In the kitchen, Anne scolded the maid, Marie, for being slovenly and for taking too long to clean the rooms. She unsettled the kitchen boys for not having caught the rats whose holes she had sealed with traps. She was rude to the laundry woman to whom she sent out the bed linen washing every week. In short, she was in a foul mood even as Oates went up to his room at sunset and Maxim joined her in her loge to do the accounts.
“I have ever only seen you as the essence of sweetness and light, though your life is not an easy one,” said Maxim. Anne could not reply until she had finished adding a column of numbers and turned coolly to Maxim as she placed the pen back into its holder in the inkwell. By that time, Maxim had gone on to say, “I did not count you among those xenophobic bigots who enjoy the exploits of Nicholas Chauvin.”

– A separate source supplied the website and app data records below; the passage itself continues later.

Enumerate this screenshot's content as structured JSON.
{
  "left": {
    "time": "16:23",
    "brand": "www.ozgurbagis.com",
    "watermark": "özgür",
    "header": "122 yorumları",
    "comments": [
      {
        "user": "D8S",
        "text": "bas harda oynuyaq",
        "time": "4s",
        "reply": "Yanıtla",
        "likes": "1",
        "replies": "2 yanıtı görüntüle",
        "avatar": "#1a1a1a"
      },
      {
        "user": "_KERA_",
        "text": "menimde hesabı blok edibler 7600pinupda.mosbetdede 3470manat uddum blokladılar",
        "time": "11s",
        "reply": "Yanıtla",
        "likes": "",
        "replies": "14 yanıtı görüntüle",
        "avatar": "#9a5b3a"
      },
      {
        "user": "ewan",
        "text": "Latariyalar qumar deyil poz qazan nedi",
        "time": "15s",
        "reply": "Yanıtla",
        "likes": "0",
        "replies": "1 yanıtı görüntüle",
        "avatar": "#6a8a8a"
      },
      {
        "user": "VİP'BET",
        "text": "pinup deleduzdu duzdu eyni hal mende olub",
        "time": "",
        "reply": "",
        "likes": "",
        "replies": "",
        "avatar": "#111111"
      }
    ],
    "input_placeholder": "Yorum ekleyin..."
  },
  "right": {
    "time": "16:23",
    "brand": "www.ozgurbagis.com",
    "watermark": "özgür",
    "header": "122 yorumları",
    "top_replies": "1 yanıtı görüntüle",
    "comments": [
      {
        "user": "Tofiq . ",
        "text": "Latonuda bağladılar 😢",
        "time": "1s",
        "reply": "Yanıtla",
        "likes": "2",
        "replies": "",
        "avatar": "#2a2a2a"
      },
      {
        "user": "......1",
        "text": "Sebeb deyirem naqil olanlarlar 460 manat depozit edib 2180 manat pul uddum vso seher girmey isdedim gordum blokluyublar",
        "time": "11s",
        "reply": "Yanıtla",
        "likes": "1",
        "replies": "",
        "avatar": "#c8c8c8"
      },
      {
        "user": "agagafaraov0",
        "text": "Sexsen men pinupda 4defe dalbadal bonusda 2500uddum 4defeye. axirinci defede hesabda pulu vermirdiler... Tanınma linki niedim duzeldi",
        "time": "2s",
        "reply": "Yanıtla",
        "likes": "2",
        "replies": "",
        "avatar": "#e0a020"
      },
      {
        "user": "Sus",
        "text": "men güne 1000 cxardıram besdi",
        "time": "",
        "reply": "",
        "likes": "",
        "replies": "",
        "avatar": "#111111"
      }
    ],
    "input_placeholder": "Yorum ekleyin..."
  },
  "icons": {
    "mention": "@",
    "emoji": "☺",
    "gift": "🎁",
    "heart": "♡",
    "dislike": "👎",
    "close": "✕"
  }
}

Anne shook her head sharply and reached out helplessly, almost involuntarily, for the lapels of Maxim’s waistcoat. She seemed to want to curl up in his arms but thought the better of it at the last moment, instead holding him at arms’ length with her fingers hooked through the shoulders of his waistcoat. “How could you think such a thing?” she whispered. “I have done my best to forgive. My father was killed at Waterloo.”
Maxim nodded sagely. “I did not know.” He allowed Anne to pull him closer and brush her lips almost chastely against his forehead. “I allow that sometimes my mouth runs away with me.”
“And me,” Anne said softly into his ear. “Imagine me getting distressed about a paying customer.” She looked deeply into his eyes, drinking him in, before tearing a kiss from his mouth. She did not usually deal in stolen goods; she plied kisses from him as if she knew she didn’t deserve them, as if she knew they were bestowed absently. This time she made her lips into a gash that bled onto Maxim’s, who were coloured plum from all the wine he’d plied Oates with.
“We spoke of the theatre in London,” Maxim muttered after calmly but primly returning Anne’s kiss.
“Rouen is too dull for you now,” Anne replied, going back to her accounts with ink-stained fingers, as if ashamed of her outburst. Her lips still tingled with the force of taking his tongue between them.
“It’s never too dull when I have you, Anne,” Maxim replied. Anne looked at him and understood his sincerity in a remark that could easily have sounded false from anyone else. “I want you to know that—”
“There’s something ringing the bell downstairs,” Anne cut in. “I told you, when the rain stops, there are always customers at the inn.”